◆ What to produce ◆
Only the text belongs in the copy: repeat each record exactly, without pictures.

BEGIN Input records

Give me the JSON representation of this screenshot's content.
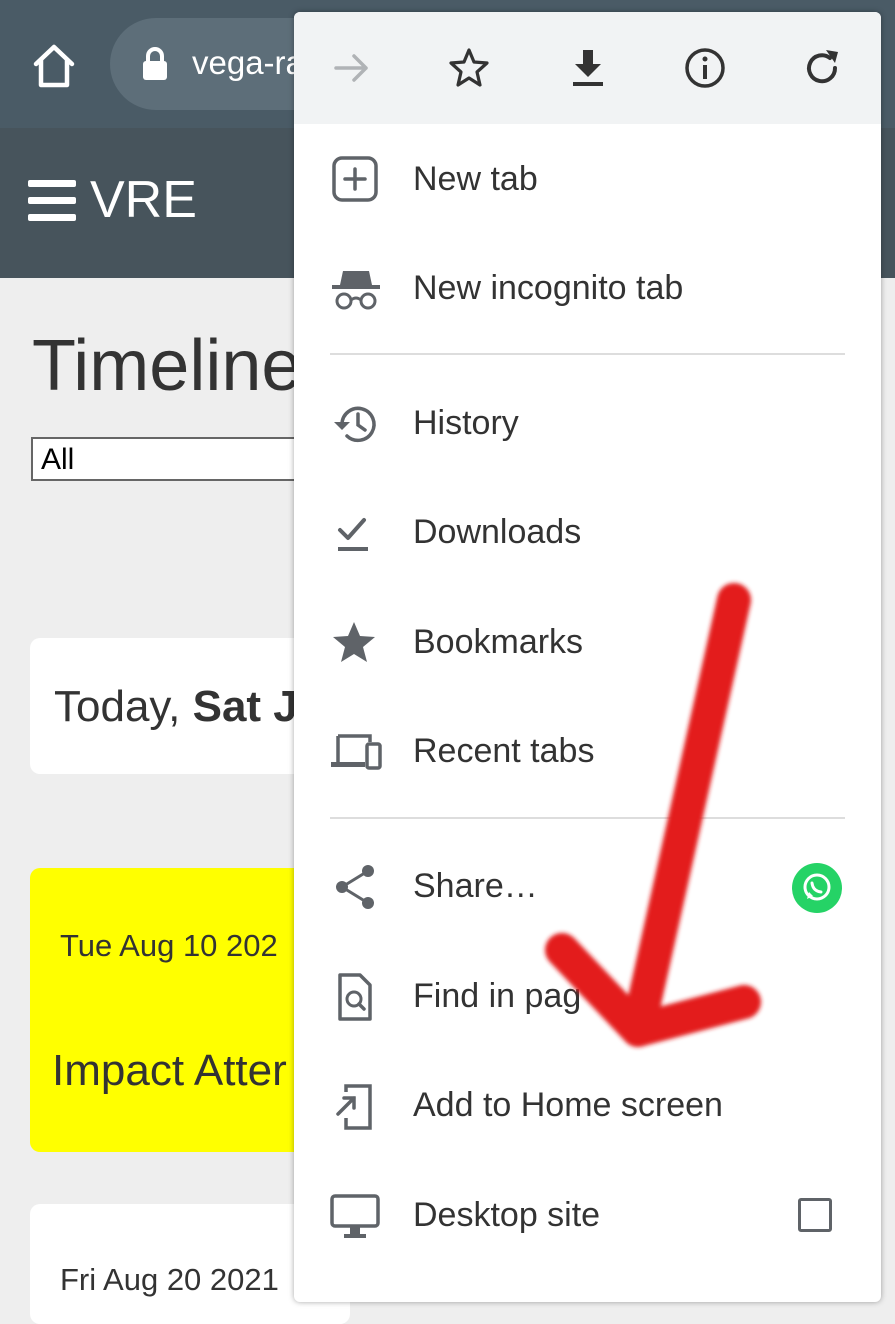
{
  "browser": {
    "url_text": "vega-ra",
    "icons": {
      "home": "home-icon",
      "lock": "lock-icon"
    }
  },
  "site": {
    "brand": "VRE",
    "menu_icon": "hamburger-icon"
  },
  "page": {
    "title": "Timeline",
    "filter_value": "All",
    "today_prefix": "Today, ",
    "today_bold": "Sat J",
    "events": [
      {
        "date": "Tue Aug 10 202",
        "title": "Impact Atter",
        "color": "#ffff00"
      },
      {
        "date": "Fri Aug 20 2021"
      }
    ]
  },
  "menu": {
    "toolbar_icons": [
      "forward-icon",
      "bookmark-star-icon",
      "download-icon",
      "info-icon",
      "reload-icon"
    ],
    "items": [
      {
        "label": "New tab",
        "icon": "new-tab-icon"
      },
      {
        "label": "New incognito tab",
        "icon": "incognito-icon"
      },
      {
        "label": "History",
        "icon": "history-icon"
      },
      {
        "label": "Downloads",
        "icon": "downloads-icon"
      },
      {
        "label": "Bookmarks",
        "icon": "bookmarks-icon"
      },
      {
        "label": "Recent tabs",
        "icon": "recent-tabs-icon"
      },
      {
        "label": "Share…",
        "icon": "share-icon",
        "badge": "whatsapp-icon"
      },
      {
        "label": "Find in pag",
        "icon": "find-in-page-icon"
      },
      {
        "label": "Add to Home screen",
        "icon": "add-to-home-icon"
      },
      {
        "label": "Desktop site",
        "icon": "desktop-icon",
        "checkbox": false
      }
    ]
  },
  "annotation": {
    "type": "arrow",
    "color": "#e31b1b",
    "points_to": "Add to Home screen"
  },
  "colors": {
    "topbar": "#4a5b66",
    "site_header": "#47545c",
    "menu_toolbar": "#f1f3f4",
    "icon": "#5f6368",
    "whatsapp": "#25d366"
  }
}
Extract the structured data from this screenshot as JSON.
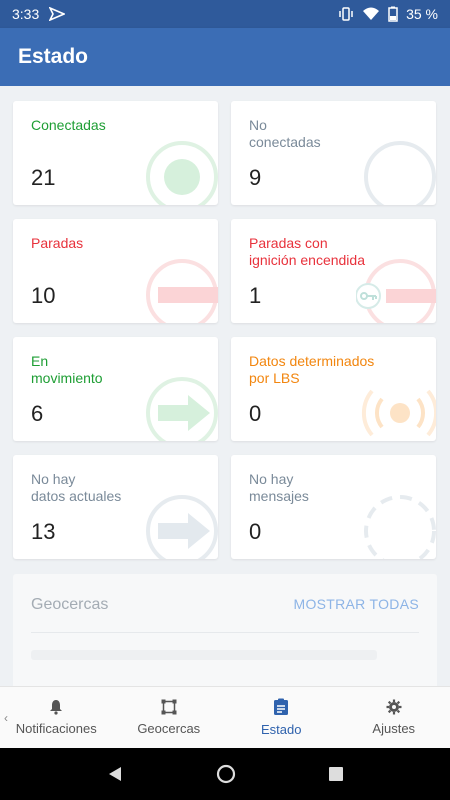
{
  "status_bar": {
    "time": "3:33",
    "battery": "35 %"
  },
  "app_bar": {
    "title": "Estado"
  },
  "cards": [
    {
      "label": "Conectadas",
      "count": "21",
      "color": "#1e9e34",
      "icon": "connected-circle-icon"
    },
    {
      "label": "No\nconectadas",
      "count": "9",
      "color": "#7a8a99",
      "icon": "disconnected-circle-icon"
    },
    {
      "label": "Paradas",
      "count": "10",
      "color": "#e8323c",
      "icon": "stopped-icon"
    },
    {
      "label": "Paradas con\nignición encendida",
      "count": "1",
      "color": "#e8323c",
      "icon": "key-icon"
    },
    {
      "label": "En\nmovimiento",
      "count": "6",
      "color": "#1e9e34",
      "icon": "moving-arrow-icon"
    },
    {
      "label": "Datos determinados\npor LBS",
      "count": "0",
      "color": "#f2860f",
      "icon": "lbs-signal-icon"
    },
    {
      "label": "No hay\ndatos actuales",
      "count": "13",
      "color": "#7a8a99",
      "icon": "no-data-arrow-icon"
    },
    {
      "label": "No hay\nmensajes",
      "count": "0",
      "color": "#7a8a99",
      "icon": "no-messages-dashed-icon"
    }
  ],
  "geofences": {
    "title": "Geocercas",
    "show_all": "MOSTRAR TODAS"
  },
  "bottom_nav": [
    {
      "label": "Notificaciones",
      "icon": "bell-icon"
    },
    {
      "label": "Geocercas",
      "icon": "geofence-square-icon"
    },
    {
      "label": "Estado",
      "icon": "clipboard-icon",
      "active": true
    },
    {
      "label": "Ajustes",
      "icon": "gear-icon"
    }
  ]
}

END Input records

◆ Result of the exercise ◆
Give me the JSON representation of this screenshot's content.
{
  "browser": {
    "url_text": "vega-ra",
    "icons": {
      "home": "home-icon",
      "lock": "lock-icon"
    }
  },
  "site": {
    "brand": "VRE",
    "menu_icon": "hamburger-icon"
  },
  "page": {
    "title": "Timeline",
    "filter_value": "All",
    "today_prefix": "Today, ",
    "today_bold": "Sat J",
    "events": [
      {
        "date": "Tue Aug 10 202",
        "title": "Impact Atter",
        "color": "#ffff00"
      },
      {
        "date": "Fri Aug 20 2021"
      }
    ]
  },
  "menu": {
    "toolbar_icons": [
      "forward-icon",
      "bookmark-star-icon",
      "download-icon",
      "info-icon",
      "reload-icon"
    ],
    "items": [
      {
        "label": "New tab",
        "icon": "new-tab-icon"
      },
      {
        "label": "New incognito tab",
        "icon": "incognito-icon"
      },
      {
        "label": "History",
        "icon": "history-icon"
      },
      {
        "label": "Downloads",
        "icon": "downloads-icon"
      },
      {
        "label": "Bookmarks",
        "icon": "bookmarks-icon"
      },
      {
        "label": "Recent tabs",
        "icon": "recent-tabs-icon"
      },
      {
        "label": "Share…",
        "icon": "share-icon",
        "badge": "whatsapp-icon"
      },
      {
        "label": "Find in pag",
        "icon": "find-in-page-icon"
      },
      {
        "label": "Add to Home screen",
        "icon": "add-to-home-icon"
      },
      {
        "label": "Desktop site",
        "icon": "desktop-icon",
        "checkbox": false
      }
    ]
  },
  "annotation": {
    "type": "arrow",
    "color": "#e31b1b",
    "points_to": "Add to Home screen"
  },
  "colors": {
    "topbar": "#4a5b66",
    "site_header": "#47545c",
    "menu_toolbar": "#f1f3f4",
    "icon": "#5f6368",
    "whatsapp": "#25d366"
  }
}
Extract the structured data from this screenshot as JSON.
{
  "status_bar": {
    "time": "3:33",
    "battery": "35 %"
  },
  "app_bar": {
    "title": "Estado"
  },
  "cards": [
    {
      "label": "Conectadas",
      "count": "21",
      "color": "#1e9e34",
      "icon": "connected-circle-icon"
    },
    {
      "label": "No\nconectadas",
      "count": "9",
      "color": "#7a8a99",
      "icon": "disconnected-circle-icon"
    },
    {
      "label": "Paradas",
      "count": "10",
      "color": "#e8323c",
      "icon": "stopped-icon"
    },
    {
      "label": "Paradas con\nignición encendida",
      "count": "1",
      "color": "#e8323c",
      "icon": "key-icon"
    },
    {
      "label": "En\nmovimiento",
      "count": "6",
      "color": "#1e9e34",
      "icon": "moving-arrow-icon"
    },
    {
      "label": "Datos determinados\npor LBS",
      "count": "0",
      "color": "#f2860f",
      "icon": "lbs-signal-icon"
    },
    {
      "label": "No hay\ndatos actuales",
      "count": "13",
      "color": "#7a8a99",
      "icon": "no-data-arrow-icon"
    },
    {
      "label": "No hay\nmensajes",
      "count": "0",
      "color": "#7a8a99",
      "icon": "no-messages-dashed-icon"
    }
  ],
  "geofences": {
    "title": "Geocercas",
    "show_all": "MOSTRAR TODAS"
  },
  "bottom_nav": [
    {
      "label": "Notificaciones",
      "icon": "bell-icon"
    },
    {
      "label": "Geocercas",
      "icon": "geofence-square-icon"
    },
    {
      "label": "Estado",
      "icon": "clipboard-icon",
      "active": true
    },
    {
      "label": "Ajustes",
      "icon": "gear-icon"
    }
  ]
}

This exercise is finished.